Each entry must be copied exactly, without omission.

[DATA RECORDS]

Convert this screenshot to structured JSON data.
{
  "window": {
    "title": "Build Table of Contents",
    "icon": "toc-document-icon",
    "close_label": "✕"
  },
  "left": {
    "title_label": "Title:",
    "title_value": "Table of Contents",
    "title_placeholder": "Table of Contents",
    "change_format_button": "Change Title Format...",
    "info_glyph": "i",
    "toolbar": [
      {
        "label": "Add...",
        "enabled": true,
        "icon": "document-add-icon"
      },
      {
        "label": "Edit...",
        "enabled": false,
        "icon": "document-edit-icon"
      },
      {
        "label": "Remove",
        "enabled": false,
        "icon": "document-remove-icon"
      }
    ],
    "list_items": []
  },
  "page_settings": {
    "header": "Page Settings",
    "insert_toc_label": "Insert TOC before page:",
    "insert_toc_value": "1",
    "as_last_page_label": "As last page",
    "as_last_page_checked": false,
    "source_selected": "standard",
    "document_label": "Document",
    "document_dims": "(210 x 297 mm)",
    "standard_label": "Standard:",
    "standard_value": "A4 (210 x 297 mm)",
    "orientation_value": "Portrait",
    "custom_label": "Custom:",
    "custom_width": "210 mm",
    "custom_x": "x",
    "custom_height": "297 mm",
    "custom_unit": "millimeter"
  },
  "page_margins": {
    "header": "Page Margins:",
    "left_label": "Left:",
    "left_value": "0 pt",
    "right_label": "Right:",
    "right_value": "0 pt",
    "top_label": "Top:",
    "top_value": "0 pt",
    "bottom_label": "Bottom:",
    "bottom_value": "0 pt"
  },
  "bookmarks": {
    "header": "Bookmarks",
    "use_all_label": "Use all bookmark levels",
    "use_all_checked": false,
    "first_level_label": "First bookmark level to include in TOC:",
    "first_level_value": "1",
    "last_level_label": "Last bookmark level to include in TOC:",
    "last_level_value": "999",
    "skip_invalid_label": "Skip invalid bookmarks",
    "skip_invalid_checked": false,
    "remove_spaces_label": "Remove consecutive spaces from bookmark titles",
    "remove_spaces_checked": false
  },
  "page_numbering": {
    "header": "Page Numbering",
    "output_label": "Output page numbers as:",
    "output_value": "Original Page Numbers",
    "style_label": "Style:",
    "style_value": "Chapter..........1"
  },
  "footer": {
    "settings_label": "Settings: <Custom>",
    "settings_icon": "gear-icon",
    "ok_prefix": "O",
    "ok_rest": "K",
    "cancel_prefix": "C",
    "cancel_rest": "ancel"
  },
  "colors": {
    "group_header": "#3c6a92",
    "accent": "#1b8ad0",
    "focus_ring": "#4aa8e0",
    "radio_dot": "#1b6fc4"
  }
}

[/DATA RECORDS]

§ SOLUTION TO THIS PROBLEM
Convert this screenshot to structured JSON data.
{
  "window": {
    "title": "Build Table of Contents",
    "icon": "toc-document-icon",
    "close_label": "✕"
  },
  "left": {
    "title_label": "Title:",
    "title_value": "Table of Contents",
    "title_placeholder": "Table of Contents",
    "change_format_button": "Change Title Format...",
    "info_glyph": "i",
    "toolbar": [
      {
        "label": "Add...",
        "enabled": true,
        "icon": "document-add-icon"
      },
      {
        "label": "Edit...",
        "enabled": false,
        "icon": "document-edit-icon"
      },
      {
        "label": "Remove",
        "enabled": false,
        "icon": "document-remove-icon"
      }
    ],
    "list_items": []
  },
  "page_settings": {
    "header": "Page Settings",
    "insert_toc_label": "Insert TOC before page:",
    "insert_toc_value": "1",
    "as_last_page_label": "As last page",
    "as_last_page_checked": false,
    "source_selected": "standard",
    "document_label": "Document",
    "document_dims": "(210 x 297 mm)",
    "standard_label": "Standard:",
    "standard_value": "A4 (210 x 297 mm)",
    "orientation_value": "Portrait",
    "custom_label": "Custom:",
    "custom_width": "210 mm",
    "custom_x": "x",
    "custom_height": "297 mm",
    "custom_unit": "millimeter"
  },
  "page_margins": {
    "header": "Page Margins:",
    "left_label": "Left:",
    "left_value": "0 pt",
    "right_label": "Right:",
    "right_value": "0 pt",
    "top_label": "Top:",
    "top_value": "0 pt",
    "bottom_label": "Bottom:",
    "bottom_value": "0 pt"
  },
  "bookmarks": {
    "header": "Bookmarks",
    "use_all_label": "Use all bookmark levels",
    "use_all_checked": false,
    "first_level_label": "First bookmark level to include in TOC:",
    "first_level_value": "1",
    "last_level_label": "Last bookmark level to include in TOC:",
    "last_level_value": "999",
    "skip_invalid_label": "Skip invalid bookmarks",
    "skip_invalid_checked": false,
    "remove_spaces_label": "Remove consecutive spaces from bookmark titles",
    "remove_spaces_checked": false
  },
  "page_numbering": {
    "header": "Page Numbering",
    "output_label": "Output page numbers as:",
    "output_value": "Original Page Numbers",
    "style_label": "Style:",
    "style_value": "Chapter..........1"
  },
  "footer": {
    "settings_label": "Settings: <Custom>",
    "settings_icon": "gear-icon",
    "ok_prefix": "O",
    "ok_rest": "K",
    "cancel_prefix": "C",
    "cancel_rest": "ancel"
  },
  "colors": {
    "group_header": "#3c6a92",
    "accent": "#1b8ad0",
    "focus_ring": "#4aa8e0",
    "radio_dot": "#1b6fc4"
  }
}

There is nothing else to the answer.